— TASK ITEM —
Work out how many lines in the listing below carry the word "What". Give that number alone.

— THE DATA —
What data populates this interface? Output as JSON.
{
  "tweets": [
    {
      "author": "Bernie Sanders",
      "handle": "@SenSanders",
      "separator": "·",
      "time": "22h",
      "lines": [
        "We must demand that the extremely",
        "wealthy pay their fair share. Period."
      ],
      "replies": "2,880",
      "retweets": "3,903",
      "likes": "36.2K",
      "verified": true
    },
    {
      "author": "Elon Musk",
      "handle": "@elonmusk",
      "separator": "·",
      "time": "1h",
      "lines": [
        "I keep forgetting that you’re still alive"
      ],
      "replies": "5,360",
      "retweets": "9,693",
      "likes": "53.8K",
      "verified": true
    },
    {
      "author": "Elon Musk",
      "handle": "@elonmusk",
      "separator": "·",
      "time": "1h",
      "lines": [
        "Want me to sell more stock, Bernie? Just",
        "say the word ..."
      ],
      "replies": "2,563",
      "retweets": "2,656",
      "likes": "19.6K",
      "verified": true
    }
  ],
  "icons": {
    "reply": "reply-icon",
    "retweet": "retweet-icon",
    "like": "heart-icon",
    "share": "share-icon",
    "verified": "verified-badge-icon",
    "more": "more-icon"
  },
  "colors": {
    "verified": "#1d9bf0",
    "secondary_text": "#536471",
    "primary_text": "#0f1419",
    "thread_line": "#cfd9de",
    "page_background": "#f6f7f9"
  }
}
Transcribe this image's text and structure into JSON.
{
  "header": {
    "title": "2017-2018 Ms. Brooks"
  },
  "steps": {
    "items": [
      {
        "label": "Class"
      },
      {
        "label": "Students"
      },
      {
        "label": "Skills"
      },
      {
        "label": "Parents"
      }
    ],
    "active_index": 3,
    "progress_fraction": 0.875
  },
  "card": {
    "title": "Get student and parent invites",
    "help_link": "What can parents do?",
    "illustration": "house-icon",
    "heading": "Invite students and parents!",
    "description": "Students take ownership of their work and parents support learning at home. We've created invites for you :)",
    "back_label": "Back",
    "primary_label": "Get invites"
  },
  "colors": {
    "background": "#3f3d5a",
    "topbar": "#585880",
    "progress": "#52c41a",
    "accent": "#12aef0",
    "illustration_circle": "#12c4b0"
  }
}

— RESULT OF THE EXERCISE —
2